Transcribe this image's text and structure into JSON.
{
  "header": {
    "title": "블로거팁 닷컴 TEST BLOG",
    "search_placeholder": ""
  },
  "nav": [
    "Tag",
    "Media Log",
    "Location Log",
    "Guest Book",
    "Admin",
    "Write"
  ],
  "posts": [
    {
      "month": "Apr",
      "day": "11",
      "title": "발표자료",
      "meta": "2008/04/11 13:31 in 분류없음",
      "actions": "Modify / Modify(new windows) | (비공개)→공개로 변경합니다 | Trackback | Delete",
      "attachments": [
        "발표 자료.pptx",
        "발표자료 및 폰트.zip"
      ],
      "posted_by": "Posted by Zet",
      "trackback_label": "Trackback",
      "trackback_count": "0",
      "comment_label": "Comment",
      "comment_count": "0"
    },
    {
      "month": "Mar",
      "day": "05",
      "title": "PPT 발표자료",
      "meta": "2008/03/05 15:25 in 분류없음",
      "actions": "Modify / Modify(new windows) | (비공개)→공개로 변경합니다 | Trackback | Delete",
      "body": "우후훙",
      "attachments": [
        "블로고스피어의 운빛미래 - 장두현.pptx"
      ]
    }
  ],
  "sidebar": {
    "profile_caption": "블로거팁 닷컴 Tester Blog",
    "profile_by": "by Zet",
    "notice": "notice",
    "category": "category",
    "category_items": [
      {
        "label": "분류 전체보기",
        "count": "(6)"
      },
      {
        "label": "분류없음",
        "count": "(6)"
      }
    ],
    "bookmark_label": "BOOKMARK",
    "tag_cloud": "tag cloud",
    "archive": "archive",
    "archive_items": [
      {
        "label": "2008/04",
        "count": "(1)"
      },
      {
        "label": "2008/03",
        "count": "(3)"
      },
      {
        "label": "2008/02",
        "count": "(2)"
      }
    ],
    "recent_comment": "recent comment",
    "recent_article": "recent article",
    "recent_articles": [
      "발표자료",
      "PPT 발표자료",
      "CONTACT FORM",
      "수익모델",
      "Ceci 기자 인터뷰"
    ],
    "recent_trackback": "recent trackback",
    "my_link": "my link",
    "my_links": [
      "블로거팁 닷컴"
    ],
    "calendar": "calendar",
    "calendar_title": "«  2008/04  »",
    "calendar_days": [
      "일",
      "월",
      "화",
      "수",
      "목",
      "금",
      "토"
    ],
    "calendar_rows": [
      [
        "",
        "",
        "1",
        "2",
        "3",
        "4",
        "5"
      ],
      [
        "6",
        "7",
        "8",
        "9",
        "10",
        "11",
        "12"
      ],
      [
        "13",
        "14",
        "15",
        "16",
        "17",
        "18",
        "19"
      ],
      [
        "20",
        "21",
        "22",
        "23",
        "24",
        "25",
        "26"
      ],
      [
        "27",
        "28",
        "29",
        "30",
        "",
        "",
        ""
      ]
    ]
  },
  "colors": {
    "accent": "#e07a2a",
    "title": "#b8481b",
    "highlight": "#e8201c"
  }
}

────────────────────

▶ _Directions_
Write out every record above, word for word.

▶ _Task response_
Transcribe this image's text and structure into JSON.
{
  "header": {
    "title": "블로거팁 닷컴 TEST BLOG",
    "search_placeholder": ""
  },
  "nav": [
    "Tag",
    "Media Log",
    "Location Log",
    "Guest Book",
    "Admin",
    "Write"
  ],
  "posts": [
    {
      "month": "Apr",
      "day": "11",
      "title": "발표자료",
      "meta": "2008/04/11 13:31 in 분류없음",
      "actions": "Modify / Modify(new windows) | (비공개)→공개로 변경합니다 | Trackback | Delete",
      "attachments": [
        "발표 자료.pptx",
        "발표자료 및 폰트.zip"
      ],
      "posted_by": "Posted by Zet",
      "trackback_label": "Trackback",
      "trackback_count": "0",
      "comment_label": "Comment",
      "comment_count": "0"
    },
    {
      "month": "Mar",
      "day": "05",
      "title": "PPT 발표자료",
      "meta": "2008/03/05 15:25 in 분류없음",
      "actions": "Modify / Modify(new windows) | (비공개)→공개로 변경합니다 | Trackback | Delete",
      "body": "우후훙",
      "attachments": [
        "블로고스피어의 운빛미래 - 장두현.pptx"
      ]
    }
  ],
  "sidebar": {
    "profile_caption": "블로거팁 닷컴 Tester Blog",
    "profile_by": "by Zet",
    "notice": "notice",
    "category": "category",
    "category_items": [
      {
        "label": "분류 전체보기",
        "count": "(6)"
      },
      {
        "label": "분류없음",
        "count": "(6)"
      }
    ],
    "bookmark_label": "BOOKMARK",
    "tag_cloud": "tag cloud",
    "archive": "archive",
    "archive_items": [
      {
        "label": "2008/04",
        "count": "(1)"
      },
      {
        "label": "2008/03",
        "count": "(3)"
      },
      {
        "label": "2008/02",
        "count": "(2)"
      }
    ],
    "recent_comment": "recent comment",
    "recent_article": "recent article",
    "recent_articles": [
      "발표자료",
      "PPT 발표자료",
      "CONTACT FORM",
      "수익모델",
      "Ceci 기자 인터뷰"
    ],
    "recent_trackback": "recent trackback",
    "my_link": "my link",
    "my_links": [
      "블로거팁 닷컴"
    ],
    "calendar": "calendar",
    "calendar_title": "«  2008/04  »",
    "calendar_days": [
      "일",
      "월",
      "화",
      "수",
      "목",
      "금",
      "토"
    ],
    "calendar_rows": [
      [
        "",
        "",
        "1",
        "2",
        "3",
        "4",
        "5"
      ],
      [
        "6",
        "7",
        "8",
        "9",
        "10",
        "11",
        "12"
      ],
      [
        "13",
        "14",
        "15",
        "16",
        "17",
        "18",
        "19"
      ],
      [
        "20",
        "21",
        "22",
        "23",
        "24",
        "25",
        "26"
      ],
      [
        "27",
        "28",
        "29",
        "30",
        "",
        "",
        ""
      ]
    ]
  },
  "colors": {
    "accent": "#e07a2a",
    "title": "#b8481b",
    "highlight": "#e8201c"
  }
}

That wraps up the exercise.